[Problem to work on] Set down only what runs from the line containing "Serialize everything readable" through the last line of the data, exactly as it reads.

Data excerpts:

---

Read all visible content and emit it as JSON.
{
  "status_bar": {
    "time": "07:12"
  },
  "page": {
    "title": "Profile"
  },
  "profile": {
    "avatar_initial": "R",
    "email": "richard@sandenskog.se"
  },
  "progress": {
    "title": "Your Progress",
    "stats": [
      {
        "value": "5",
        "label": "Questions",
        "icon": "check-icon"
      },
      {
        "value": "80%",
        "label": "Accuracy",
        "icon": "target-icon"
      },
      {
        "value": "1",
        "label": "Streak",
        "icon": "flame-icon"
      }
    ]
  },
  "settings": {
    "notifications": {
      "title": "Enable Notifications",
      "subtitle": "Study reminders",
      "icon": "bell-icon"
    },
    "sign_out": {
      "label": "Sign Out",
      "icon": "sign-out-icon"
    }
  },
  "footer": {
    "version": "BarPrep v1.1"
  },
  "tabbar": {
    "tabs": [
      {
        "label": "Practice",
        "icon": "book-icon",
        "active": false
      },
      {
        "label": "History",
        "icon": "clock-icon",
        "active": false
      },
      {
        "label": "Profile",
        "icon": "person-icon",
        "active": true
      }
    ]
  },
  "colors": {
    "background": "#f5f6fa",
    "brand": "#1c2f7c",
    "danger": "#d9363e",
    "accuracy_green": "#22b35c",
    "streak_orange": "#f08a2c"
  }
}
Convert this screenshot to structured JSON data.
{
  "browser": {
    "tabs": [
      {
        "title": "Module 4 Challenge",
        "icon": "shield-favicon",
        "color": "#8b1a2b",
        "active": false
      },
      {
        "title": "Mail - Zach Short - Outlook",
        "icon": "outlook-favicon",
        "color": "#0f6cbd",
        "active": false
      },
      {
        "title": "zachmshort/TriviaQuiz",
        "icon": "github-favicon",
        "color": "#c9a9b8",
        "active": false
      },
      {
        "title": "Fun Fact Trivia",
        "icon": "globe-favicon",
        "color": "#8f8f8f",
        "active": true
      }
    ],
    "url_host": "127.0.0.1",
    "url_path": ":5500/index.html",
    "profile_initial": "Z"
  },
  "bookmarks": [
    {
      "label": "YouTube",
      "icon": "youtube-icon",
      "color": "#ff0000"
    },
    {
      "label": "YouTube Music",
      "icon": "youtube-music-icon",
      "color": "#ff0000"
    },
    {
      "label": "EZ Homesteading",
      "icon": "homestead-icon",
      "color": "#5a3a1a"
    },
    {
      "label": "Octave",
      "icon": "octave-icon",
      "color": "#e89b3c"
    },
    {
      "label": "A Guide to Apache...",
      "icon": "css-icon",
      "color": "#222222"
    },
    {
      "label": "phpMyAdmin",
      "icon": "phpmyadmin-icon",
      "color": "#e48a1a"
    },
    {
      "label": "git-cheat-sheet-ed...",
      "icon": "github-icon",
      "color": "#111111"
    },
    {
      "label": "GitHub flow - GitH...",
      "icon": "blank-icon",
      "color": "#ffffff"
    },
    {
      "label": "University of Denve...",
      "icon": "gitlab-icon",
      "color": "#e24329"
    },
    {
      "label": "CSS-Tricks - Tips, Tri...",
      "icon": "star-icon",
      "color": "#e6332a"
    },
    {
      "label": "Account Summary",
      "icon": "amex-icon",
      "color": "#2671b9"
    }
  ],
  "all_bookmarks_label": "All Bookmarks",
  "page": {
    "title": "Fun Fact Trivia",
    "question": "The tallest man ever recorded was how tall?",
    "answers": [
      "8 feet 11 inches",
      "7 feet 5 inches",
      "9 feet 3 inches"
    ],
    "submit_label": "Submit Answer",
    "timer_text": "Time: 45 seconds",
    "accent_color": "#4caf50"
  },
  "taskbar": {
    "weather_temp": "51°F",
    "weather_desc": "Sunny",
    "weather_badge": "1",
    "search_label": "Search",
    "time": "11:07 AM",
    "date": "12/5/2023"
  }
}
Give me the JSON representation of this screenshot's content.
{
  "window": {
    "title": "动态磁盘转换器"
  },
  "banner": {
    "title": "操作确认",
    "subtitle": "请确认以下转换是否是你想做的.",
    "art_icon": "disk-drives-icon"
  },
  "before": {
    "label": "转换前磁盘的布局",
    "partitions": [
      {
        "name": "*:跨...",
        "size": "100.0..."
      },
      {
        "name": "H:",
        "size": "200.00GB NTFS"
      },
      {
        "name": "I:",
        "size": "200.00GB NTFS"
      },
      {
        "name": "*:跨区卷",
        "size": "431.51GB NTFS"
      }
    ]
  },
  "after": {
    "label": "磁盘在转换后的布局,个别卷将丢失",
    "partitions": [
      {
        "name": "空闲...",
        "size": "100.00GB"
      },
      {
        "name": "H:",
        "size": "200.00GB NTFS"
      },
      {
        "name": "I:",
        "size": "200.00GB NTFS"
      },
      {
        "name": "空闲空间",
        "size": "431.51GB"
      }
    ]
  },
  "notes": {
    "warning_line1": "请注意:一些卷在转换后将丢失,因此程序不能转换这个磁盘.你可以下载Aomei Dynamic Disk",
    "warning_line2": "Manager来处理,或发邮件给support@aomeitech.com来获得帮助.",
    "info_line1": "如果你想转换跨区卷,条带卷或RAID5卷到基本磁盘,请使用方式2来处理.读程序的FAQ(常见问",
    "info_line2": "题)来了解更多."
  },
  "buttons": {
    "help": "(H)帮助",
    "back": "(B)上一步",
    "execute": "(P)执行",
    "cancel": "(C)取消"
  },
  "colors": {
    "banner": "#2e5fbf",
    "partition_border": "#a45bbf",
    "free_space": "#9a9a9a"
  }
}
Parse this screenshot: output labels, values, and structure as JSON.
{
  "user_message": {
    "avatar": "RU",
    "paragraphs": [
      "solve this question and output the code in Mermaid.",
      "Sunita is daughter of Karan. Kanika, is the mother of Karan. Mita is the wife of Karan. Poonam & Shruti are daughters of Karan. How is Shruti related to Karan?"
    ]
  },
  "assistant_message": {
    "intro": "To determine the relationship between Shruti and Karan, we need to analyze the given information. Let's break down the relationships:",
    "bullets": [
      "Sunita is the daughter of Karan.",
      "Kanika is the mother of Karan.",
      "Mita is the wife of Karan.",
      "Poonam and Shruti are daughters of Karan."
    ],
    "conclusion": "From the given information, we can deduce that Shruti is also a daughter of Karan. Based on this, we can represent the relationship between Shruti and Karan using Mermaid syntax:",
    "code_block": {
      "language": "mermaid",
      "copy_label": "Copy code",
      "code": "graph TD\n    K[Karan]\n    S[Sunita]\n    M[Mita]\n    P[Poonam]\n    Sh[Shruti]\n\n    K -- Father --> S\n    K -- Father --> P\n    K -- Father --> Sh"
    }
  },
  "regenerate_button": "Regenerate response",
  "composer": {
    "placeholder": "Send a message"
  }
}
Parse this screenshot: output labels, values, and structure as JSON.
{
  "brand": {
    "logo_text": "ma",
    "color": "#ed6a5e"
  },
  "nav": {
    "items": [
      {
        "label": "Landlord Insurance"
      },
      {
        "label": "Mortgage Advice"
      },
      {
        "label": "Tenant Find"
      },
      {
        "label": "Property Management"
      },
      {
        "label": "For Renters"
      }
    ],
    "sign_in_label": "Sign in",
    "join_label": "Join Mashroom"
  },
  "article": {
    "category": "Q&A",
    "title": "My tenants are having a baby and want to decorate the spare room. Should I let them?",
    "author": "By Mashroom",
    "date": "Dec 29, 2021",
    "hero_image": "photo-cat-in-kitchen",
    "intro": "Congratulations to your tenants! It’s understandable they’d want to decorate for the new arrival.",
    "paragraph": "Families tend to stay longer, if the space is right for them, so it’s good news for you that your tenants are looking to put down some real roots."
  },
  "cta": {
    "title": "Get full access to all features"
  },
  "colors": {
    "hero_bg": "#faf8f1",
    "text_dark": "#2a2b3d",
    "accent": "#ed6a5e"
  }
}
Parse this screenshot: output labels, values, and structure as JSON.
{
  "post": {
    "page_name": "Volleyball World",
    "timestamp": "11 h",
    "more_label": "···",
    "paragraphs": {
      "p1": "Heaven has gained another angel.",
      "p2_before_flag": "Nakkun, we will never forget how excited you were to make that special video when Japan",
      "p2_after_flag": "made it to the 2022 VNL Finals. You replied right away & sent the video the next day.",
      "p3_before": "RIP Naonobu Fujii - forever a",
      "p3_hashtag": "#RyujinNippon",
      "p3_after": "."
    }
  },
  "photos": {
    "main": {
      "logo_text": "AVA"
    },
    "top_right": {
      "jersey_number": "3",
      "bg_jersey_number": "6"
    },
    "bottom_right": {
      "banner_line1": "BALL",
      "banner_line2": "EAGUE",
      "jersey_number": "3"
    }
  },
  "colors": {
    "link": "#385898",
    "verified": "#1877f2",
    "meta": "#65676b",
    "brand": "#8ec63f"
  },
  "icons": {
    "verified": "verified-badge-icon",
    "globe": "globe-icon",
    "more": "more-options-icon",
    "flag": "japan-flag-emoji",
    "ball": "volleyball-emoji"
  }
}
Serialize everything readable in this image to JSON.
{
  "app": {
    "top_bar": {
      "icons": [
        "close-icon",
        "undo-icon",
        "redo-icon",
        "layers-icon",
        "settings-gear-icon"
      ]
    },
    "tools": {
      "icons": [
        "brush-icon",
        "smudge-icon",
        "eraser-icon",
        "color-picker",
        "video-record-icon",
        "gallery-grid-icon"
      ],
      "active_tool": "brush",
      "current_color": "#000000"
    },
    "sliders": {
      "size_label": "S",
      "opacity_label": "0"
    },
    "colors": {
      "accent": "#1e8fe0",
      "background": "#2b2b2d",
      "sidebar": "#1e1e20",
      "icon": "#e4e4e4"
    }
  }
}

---

[Output of the task]
Serialize everything readable in this image to JSON.
{
  "app": {
    "top_bar": {
      "icons": [
        "close-icon",
        "undo-icon",
        "redo-icon",
        "layers-icon",
        "settings-gear-icon"
      ]
    },
    "tools": {
      "icons": [
        "brush-icon",
        "smudge-icon",
        "eraser-icon",
        "color-picker",
        "video-record-icon",
        "gallery-grid-icon"
      ],
      "active_tool": "brush",
      "current_color": "#000000"
    },
    "sliders": {
      "size_label": "S",
      "opacity_label": "0"
    },
    "colors": {
      "accent": "#1e8fe0",
      "background": "#2b2b2d",
      "sidebar": "#1e1e20",
      "icon": "#e4e4e4"
    }
  }
}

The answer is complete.